• **Records to use**
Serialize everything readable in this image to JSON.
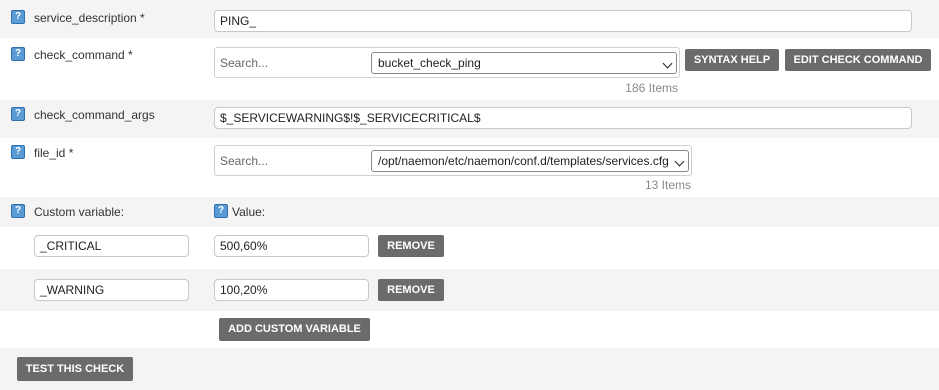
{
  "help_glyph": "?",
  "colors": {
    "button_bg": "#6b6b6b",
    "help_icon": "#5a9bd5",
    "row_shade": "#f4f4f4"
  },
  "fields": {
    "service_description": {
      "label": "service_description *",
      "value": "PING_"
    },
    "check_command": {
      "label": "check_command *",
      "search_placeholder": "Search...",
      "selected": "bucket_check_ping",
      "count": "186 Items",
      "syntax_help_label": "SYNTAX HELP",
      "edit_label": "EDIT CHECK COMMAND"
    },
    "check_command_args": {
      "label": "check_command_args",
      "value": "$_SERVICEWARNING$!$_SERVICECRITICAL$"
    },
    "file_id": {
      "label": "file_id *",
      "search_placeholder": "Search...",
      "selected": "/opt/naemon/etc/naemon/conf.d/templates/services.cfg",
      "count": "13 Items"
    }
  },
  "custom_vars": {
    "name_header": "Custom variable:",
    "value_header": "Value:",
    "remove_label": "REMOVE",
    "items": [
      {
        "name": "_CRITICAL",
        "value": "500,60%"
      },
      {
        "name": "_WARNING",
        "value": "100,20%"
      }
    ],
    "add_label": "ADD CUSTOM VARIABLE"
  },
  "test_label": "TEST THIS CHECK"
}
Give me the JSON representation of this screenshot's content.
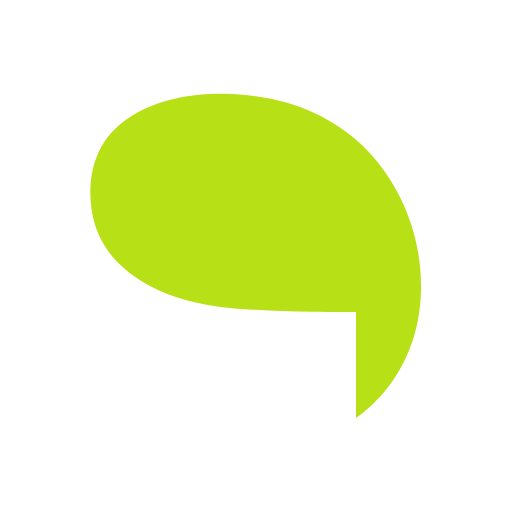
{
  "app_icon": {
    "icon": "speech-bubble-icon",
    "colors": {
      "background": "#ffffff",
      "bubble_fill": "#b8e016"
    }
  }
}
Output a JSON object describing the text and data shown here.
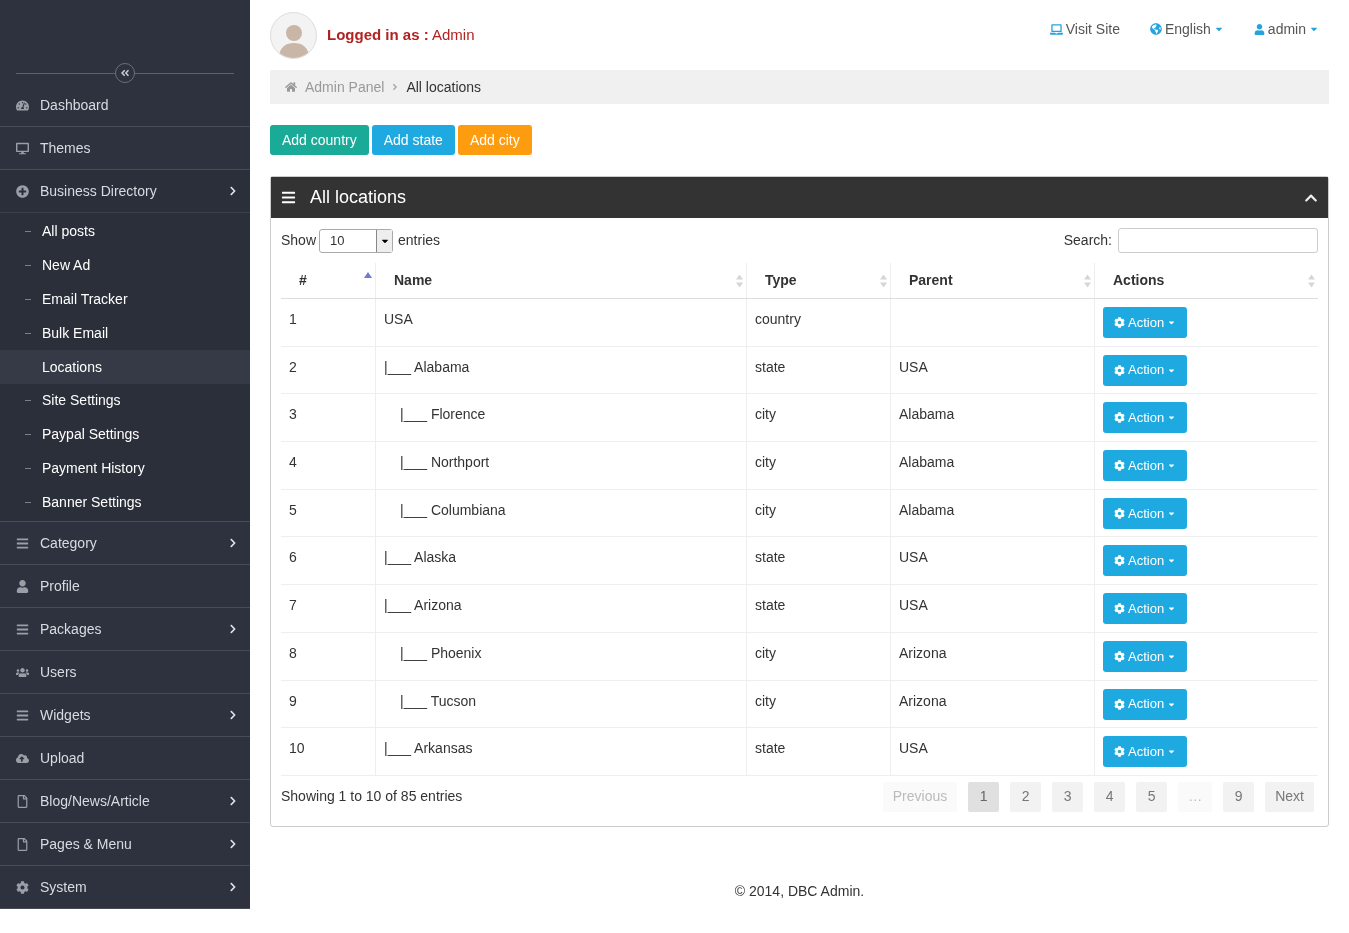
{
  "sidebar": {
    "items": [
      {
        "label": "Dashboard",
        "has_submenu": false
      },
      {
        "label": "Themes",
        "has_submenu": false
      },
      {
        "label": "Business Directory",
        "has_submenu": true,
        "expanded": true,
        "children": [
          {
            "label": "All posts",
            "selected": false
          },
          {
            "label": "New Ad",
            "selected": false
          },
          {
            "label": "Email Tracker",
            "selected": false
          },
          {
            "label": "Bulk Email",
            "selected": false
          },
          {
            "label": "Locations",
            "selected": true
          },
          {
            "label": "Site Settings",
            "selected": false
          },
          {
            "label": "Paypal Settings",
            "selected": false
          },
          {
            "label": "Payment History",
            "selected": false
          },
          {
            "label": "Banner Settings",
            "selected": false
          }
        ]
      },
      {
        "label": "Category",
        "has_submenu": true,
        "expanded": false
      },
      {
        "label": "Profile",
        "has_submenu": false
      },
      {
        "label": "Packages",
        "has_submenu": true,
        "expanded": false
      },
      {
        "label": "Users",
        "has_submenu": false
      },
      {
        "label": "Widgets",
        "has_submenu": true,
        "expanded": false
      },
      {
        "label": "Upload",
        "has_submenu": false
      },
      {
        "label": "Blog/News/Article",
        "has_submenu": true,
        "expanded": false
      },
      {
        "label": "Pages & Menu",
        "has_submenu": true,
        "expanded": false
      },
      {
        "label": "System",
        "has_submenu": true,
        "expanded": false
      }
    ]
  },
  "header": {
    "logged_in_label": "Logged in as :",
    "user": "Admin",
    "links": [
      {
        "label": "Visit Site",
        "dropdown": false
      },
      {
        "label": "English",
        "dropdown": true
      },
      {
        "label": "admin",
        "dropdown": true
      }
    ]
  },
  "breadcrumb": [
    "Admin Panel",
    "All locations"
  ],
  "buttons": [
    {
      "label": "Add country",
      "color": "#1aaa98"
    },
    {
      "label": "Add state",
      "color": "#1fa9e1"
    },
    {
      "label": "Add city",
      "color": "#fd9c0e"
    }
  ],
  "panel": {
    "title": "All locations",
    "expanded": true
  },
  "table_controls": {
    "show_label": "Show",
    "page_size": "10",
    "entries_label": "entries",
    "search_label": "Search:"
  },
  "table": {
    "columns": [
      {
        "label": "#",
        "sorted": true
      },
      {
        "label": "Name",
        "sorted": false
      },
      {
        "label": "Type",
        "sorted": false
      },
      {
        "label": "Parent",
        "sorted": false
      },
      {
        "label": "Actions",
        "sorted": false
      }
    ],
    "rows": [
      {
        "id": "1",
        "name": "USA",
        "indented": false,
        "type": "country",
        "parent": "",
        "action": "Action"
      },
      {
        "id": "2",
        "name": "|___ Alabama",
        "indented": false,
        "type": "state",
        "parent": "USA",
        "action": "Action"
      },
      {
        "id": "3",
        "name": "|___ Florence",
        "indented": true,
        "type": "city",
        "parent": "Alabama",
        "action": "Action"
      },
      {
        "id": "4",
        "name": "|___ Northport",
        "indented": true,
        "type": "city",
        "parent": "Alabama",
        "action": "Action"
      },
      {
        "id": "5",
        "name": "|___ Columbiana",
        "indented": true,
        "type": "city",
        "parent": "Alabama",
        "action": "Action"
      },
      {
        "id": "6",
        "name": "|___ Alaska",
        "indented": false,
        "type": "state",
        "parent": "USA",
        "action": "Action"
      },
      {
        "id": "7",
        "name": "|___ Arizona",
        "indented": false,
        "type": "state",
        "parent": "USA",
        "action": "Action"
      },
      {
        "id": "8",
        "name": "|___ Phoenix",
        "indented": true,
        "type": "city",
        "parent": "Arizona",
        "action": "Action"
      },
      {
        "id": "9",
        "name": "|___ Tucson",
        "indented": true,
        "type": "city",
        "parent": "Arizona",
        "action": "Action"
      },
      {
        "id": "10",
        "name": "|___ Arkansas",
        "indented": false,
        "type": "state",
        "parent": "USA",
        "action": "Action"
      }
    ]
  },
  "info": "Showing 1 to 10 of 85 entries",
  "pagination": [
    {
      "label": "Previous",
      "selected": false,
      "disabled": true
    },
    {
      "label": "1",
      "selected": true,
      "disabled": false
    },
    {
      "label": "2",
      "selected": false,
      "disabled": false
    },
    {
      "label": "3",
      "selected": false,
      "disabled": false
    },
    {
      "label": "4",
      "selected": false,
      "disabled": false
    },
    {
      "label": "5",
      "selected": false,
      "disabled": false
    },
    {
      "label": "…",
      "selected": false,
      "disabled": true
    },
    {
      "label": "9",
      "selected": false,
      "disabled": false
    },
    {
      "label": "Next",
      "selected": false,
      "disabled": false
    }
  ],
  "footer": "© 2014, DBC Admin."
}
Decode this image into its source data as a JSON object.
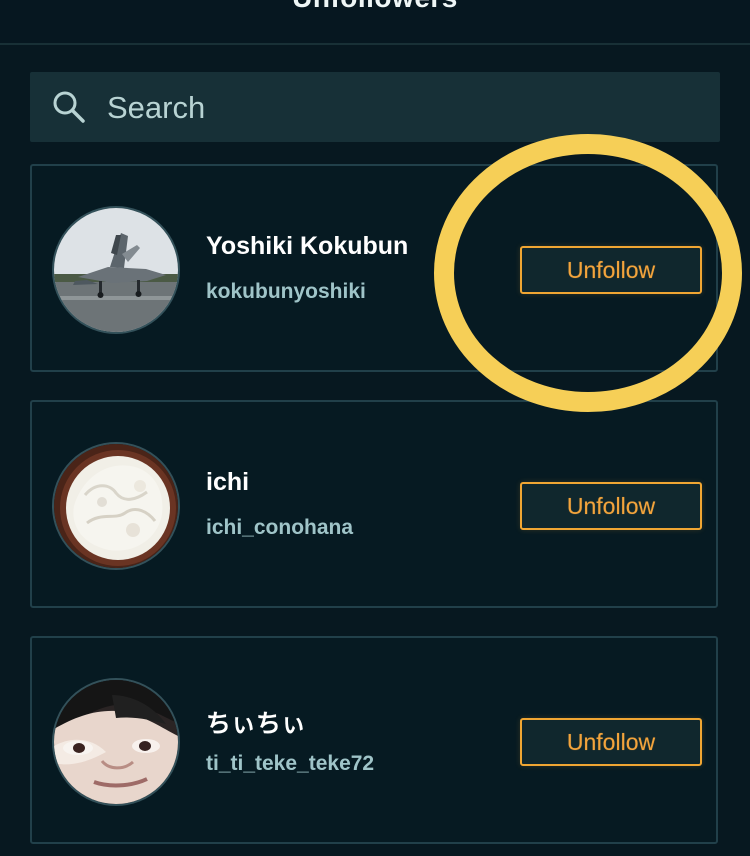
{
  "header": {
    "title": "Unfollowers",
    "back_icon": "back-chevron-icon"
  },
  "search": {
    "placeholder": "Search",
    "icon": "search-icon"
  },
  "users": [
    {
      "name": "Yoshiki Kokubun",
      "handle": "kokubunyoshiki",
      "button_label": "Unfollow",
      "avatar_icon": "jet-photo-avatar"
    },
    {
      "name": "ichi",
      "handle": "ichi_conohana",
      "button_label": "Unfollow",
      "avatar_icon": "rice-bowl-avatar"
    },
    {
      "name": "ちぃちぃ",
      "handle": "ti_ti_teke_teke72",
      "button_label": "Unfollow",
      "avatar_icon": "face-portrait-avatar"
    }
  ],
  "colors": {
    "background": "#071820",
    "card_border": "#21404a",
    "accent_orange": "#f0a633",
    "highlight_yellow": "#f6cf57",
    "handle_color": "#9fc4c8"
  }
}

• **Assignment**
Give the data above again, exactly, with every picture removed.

• **Result of this task**
Serialize everything readable in this image to JSON.
{
  "help_glyph": "?",
  "colors": {
    "button_bg": "#6b6b6b",
    "help_icon": "#5a9bd5",
    "row_shade": "#f4f4f4"
  },
  "fields": {
    "service_description": {
      "label": "service_description *",
      "value": "PING_"
    },
    "check_command": {
      "label": "check_command *",
      "search_placeholder": "Search...",
      "selected": "bucket_check_ping",
      "count": "186 Items",
      "syntax_help_label": "SYNTAX HELP",
      "edit_label": "EDIT CHECK COMMAND"
    },
    "check_command_args": {
      "label": "check_command_args",
      "value": "$_SERVICEWARNING$!$_SERVICECRITICAL$"
    },
    "file_id": {
      "label": "file_id *",
      "search_placeholder": "Search...",
      "selected": "/opt/naemon/etc/naemon/conf.d/templates/services.cfg",
      "count": "13 Items"
    }
  },
  "custom_vars": {
    "name_header": "Custom variable:",
    "value_header": "Value:",
    "remove_label": "REMOVE",
    "items": [
      {
        "name": "_CRITICAL",
        "value": "500,60%"
      },
      {
        "name": "_WARNING",
        "value": "100,20%"
      }
    ],
    "add_label": "ADD CUSTOM VARIABLE"
  },
  "test_label": "TEST THIS CHECK"
}
Give me the JSON representation of this screenshot's content.
{
  "app_icon": {
    "icon": "speech-bubble-icon",
    "colors": {
      "background": "#ffffff",
      "bubble_fill": "#b8e016"
    }
  }
}
Output a JSON object describing the text and data shown here.
{
  "sidebar": {
    "items": [
      {
        "label": "Dashboard",
        "has_submenu": false
      },
      {
        "label": "Themes",
        "has_submenu": false
      },
      {
        "label": "Business Directory",
        "has_submenu": true,
        "expanded": true,
        "children": [
          {
            "label": "All posts",
            "selected": false
          },
          {
            "label": "New Ad",
            "selected": false
          },
          {
            "label": "Email Tracker",
            "selected": false
          },
          {
            "label": "Bulk Email",
            "selected": false
          },
          {
            "label": "Locations",
            "selected": true
          },
          {
            "label": "Site Settings",
            "selected": false
          },
          {
            "label": "Paypal Settings",
            "selected": false
          },
          {
            "label": "Payment History",
            "selected": false
          },
          {
            "label": "Banner Settings",
            "selected": false
          }
        ]
      },
      {
        "label": "Category",
        "has_submenu": true,
        "expanded": false
      },
      {
        "label": "Profile",
        "has_submenu": false
      },
      {
        "label": "Packages",
        "has_submenu": true,
        "expanded": false
      },
      {
        "label": "Users",
        "has_submenu": false
      },
      {
        "label": "Widgets",
        "has_submenu": true,
        "expanded": false
      },
      {
        "label": "Upload",
        "has_submenu": false
      },
      {
        "label": "Blog/News/Article",
        "has_submenu": true,
        "expanded": false
      },
      {
        "label": "Pages & Menu",
        "has_submenu": true,
        "expanded": false
      },
      {
        "label": "System",
        "has_submenu": true,
        "expanded": false
      }
    ]
  },
  "header": {
    "logged_in_label": "Logged in as :",
    "user": "Admin",
    "links": [
      {
        "label": "Visit Site",
        "dropdown": false
      },
      {
        "label": "English",
        "dropdown": true
      },
      {
        "label": "admin",
        "dropdown": true
      }
    ]
  },
  "breadcrumb": [
    "Admin Panel",
    "All locations"
  ],
  "buttons": [
    {
      "label": "Add country",
      "color": "#1aaa98"
    },
    {
      "label": "Add state",
      "color": "#1fa9e1"
    },
    {
      "label": "Add city",
      "color": "#fd9c0e"
    }
  ],
  "panel": {
    "title": "All locations",
    "expanded": true
  },
  "table_controls": {
    "show_label": "Show",
    "page_size": "10",
    "entries_label": "entries",
    "search_label": "Search:"
  },
  "table": {
    "columns": [
      {
        "label": "#",
        "sorted": true
      },
      {
        "label": "Name",
        "sorted": false
      },
      {
        "label": "Type",
        "sorted": false
      },
      {
        "label": "Parent",
        "sorted": false
      },
      {
        "label": "Actions",
        "sorted": false
      }
    ],
    "rows": [
      {
        "id": "1",
        "name": "USA",
        "indented": false,
        "type": "country",
        "parent": "",
        "action": "Action"
      },
      {
        "id": "2",
        "name": "|___ Alabama",
        "indented": false,
        "type": "state",
        "parent": "USA",
        "action": "Action"
      },
      {
        "id": "3",
        "name": "|___ Florence",
        "indented": true,
        "type": "city",
        "parent": "Alabama",
        "action": "Action"
      },
      {
        "id": "4",
        "name": "|___ Northport",
        "indented": true,
        "type": "city",
        "parent": "Alabama",
        "action": "Action"
      },
      {
        "id": "5",
        "name": "|___ Columbiana",
        "indented": true,
        "type": "city",
        "parent": "Alabama",
        "action": "Action"
      },
      {
        "id": "6",
        "name": "|___ Alaska",
        "indented": false,
        "type": "state",
        "parent": "USA",
        "action": "Action"
      },
      {
        "id": "7",
        "name": "|___ Arizona",
        "indented": false,
        "type": "state",
        "parent": "USA",
        "action": "Action"
      },
      {
        "id": "8",
        "name": "|___ Phoenix",
        "indented": true,
        "type": "city",
        "parent": "Arizona",
        "action": "Action"
      },
      {
        "id": "9",
        "name": "|___ Tucson",
        "indented": true,
        "type": "city",
        "parent": "Arizona",
        "action": "Action"
      },
      {
        "id": "10",
        "name": "|___ Arkansas",
        "indented": false,
        "type": "state",
        "parent": "USA",
        "action": "Action"
      }
    ]
  },
  "info": "Showing 1 to 10 of 85 entries",
  "pagination": [
    {
      "label": "Previous",
      "selected": false,
      "disabled": true
    },
    {
      "label": "1",
      "selected": true,
      "disabled": false
    },
    {
      "label": "2",
      "selected": false,
      "disabled": false
    },
    {
      "label": "3",
      "selected": false,
      "disabled": false
    },
    {
      "label": "4",
      "selected": false,
      "disabled": false
    },
    {
      "label": "5",
      "selected": false,
      "disabled": false
    },
    {
      "label": "…",
      "selected": false,
      "disabled": true
    },
    {
      "label": "9",
      "selected": false,
      "disabled": false
    },
    {
      "label": "Next",
      "selected": false,
      "disabled": false
    }
  ],
  "footer": "© 2014, DBC Admin."
}
Decode this image into its source data as a JSON object.
{
  "header": {
    "title": "Unfollowers",
    "back_icon": "back-chevron-icon"
  },
  "search": {
    "placeholder": "Search",
    "icon": "search-icon"
  },
  "users": [
    {
      "name": "Yoshiki Kokubun",
      "handle": "kokubunyoshiki",
      "button_label": "Unfollow",
      "avatar_icon": "jet-photo-avatar"
    },
    {
      "name": "ichi",
      "handle": "ichi_conohana",
      "button_label": "Unfollow",
      "avatar_icon": "rice-bowl-avatar"
    },
    {
      "name": "ちぃちぃ",
      "handle": "ti_ti_teke_teke72",
      "button_label": "Unfollow",
      "avatar_icon": "face-portrait-avatar"
    }
  ],
  "colors": {
    "background": "#071820",
    "card_border": "#21404a",
    "accent_orange": "#f0a633",
    "highlight_yellow": "#f6cf57",
    "handle_color": "#9fc4c8"
  }
}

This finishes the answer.